## TRY IT
Return, from the material below, each line in which the word "Radisson" is present.
Start of AVAILABLE RECORDS
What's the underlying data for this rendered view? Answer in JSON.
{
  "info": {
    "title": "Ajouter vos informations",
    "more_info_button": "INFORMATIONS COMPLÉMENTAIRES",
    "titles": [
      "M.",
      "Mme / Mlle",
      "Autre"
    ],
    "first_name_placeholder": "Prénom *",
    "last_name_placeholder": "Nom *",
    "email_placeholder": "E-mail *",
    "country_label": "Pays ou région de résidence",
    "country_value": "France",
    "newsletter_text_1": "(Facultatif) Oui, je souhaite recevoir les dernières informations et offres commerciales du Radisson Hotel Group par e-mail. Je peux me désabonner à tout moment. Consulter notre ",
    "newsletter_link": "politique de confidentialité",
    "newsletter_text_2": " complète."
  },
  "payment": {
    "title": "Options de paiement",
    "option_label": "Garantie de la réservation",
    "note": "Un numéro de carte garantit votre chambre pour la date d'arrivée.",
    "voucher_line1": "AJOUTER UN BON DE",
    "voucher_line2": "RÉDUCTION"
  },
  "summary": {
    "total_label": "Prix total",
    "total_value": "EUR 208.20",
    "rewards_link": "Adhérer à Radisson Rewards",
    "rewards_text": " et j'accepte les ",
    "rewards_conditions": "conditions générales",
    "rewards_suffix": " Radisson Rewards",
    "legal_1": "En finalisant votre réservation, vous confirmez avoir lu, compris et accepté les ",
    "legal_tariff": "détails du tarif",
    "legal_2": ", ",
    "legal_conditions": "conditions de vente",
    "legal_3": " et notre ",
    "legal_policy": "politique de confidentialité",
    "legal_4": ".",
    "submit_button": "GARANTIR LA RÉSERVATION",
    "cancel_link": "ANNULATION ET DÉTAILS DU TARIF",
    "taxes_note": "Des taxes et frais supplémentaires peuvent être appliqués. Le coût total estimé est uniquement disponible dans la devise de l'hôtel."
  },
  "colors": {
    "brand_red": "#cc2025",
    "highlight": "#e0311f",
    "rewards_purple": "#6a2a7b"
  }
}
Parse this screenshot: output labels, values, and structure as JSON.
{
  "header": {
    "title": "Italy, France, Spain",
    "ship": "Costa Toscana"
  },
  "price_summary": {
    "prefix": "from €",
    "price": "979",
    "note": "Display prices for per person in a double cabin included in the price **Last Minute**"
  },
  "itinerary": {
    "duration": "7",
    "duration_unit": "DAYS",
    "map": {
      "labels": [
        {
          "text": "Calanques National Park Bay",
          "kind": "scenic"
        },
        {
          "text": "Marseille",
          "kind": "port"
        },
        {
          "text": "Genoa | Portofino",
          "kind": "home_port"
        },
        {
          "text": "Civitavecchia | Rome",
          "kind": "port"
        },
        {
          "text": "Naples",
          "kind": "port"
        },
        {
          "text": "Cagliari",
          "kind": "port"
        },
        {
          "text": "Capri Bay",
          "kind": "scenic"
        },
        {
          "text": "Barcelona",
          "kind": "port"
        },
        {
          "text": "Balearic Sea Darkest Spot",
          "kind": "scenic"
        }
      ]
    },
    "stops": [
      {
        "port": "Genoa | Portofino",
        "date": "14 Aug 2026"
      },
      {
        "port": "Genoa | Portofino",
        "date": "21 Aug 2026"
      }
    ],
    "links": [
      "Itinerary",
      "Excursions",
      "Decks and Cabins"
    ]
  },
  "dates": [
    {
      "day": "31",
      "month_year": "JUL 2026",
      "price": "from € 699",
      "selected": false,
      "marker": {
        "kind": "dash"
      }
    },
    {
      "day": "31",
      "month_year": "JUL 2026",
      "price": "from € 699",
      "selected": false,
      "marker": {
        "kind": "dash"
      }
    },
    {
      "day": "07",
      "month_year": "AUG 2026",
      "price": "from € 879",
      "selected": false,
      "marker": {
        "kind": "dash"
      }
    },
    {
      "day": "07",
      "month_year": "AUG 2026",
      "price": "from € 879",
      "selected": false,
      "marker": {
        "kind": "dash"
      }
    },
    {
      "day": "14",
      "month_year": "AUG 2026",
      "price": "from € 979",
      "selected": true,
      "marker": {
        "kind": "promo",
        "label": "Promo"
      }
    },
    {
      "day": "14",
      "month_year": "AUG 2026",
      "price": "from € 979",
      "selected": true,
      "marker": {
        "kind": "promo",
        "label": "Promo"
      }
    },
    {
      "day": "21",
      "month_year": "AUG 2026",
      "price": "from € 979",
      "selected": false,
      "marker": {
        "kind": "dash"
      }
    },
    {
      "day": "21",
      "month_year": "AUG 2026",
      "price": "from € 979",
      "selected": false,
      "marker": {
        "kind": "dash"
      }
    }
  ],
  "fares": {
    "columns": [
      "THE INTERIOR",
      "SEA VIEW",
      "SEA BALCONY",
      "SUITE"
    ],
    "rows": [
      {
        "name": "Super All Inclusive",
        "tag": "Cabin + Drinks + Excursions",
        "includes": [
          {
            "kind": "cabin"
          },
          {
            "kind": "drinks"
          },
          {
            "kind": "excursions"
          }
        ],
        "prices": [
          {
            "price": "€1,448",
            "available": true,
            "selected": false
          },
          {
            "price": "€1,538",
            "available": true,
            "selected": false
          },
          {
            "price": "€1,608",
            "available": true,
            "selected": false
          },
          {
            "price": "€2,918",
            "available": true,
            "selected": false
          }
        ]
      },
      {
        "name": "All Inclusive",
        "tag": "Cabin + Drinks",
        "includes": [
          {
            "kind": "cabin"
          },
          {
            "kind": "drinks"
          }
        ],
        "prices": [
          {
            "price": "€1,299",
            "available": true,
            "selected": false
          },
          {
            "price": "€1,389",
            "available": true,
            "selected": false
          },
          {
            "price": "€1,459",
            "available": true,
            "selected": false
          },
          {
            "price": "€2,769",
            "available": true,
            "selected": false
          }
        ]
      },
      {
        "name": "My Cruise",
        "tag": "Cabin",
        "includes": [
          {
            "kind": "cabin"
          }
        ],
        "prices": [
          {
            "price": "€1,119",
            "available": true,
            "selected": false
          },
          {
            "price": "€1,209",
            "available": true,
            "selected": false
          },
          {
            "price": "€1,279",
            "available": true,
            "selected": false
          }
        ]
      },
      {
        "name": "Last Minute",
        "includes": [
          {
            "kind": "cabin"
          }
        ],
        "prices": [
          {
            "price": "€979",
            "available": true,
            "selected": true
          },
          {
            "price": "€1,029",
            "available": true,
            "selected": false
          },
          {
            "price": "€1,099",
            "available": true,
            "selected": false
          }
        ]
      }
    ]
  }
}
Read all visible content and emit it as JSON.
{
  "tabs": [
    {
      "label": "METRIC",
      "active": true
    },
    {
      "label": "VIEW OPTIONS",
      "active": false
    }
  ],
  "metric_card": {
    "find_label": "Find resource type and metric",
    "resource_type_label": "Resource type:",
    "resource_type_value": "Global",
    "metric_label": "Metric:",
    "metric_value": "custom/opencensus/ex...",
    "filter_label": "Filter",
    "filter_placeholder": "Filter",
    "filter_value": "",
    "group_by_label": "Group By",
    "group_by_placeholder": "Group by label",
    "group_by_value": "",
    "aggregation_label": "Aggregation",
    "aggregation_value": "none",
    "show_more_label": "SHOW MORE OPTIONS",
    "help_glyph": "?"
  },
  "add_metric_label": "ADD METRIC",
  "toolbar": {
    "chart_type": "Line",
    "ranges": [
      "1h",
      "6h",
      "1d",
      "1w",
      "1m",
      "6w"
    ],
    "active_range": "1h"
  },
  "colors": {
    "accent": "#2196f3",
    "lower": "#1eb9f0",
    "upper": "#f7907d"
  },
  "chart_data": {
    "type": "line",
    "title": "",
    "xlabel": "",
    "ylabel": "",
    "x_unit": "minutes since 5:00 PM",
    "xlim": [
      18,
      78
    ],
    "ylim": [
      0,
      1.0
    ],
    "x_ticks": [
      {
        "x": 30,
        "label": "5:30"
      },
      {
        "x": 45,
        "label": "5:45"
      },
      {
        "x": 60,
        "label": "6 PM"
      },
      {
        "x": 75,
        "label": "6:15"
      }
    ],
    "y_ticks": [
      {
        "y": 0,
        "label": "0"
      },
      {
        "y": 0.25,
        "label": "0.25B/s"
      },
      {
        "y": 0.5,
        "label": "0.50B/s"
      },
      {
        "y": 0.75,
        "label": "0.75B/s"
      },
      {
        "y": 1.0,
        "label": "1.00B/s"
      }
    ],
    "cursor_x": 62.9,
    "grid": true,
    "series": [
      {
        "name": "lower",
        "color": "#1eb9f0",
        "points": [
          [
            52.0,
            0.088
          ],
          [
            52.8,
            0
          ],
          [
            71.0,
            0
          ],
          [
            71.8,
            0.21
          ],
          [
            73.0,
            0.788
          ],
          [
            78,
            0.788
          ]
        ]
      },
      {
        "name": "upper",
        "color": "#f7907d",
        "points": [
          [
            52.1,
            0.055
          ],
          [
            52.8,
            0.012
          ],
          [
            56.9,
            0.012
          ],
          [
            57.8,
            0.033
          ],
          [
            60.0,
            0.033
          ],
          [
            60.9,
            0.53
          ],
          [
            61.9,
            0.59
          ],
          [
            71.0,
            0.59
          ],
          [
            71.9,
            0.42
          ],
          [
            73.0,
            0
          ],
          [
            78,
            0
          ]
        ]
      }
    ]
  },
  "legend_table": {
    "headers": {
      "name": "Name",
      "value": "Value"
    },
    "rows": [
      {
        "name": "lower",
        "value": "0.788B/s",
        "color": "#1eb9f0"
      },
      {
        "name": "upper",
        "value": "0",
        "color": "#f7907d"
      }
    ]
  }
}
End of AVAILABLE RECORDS
## WRITTEN SOLUTION
    "newsletter_text_1": "(Facultatif) Oui, je souhaite recevoir les dernières informations et offres commerciales du Radisson Hotel Group par e-mail. Je peux me désabonner à tout moment. Consulter notre ",
    "rewards_link": "Adhérer à Radisson Rewards",
    "rewards_suffix": " Radisson Rewards",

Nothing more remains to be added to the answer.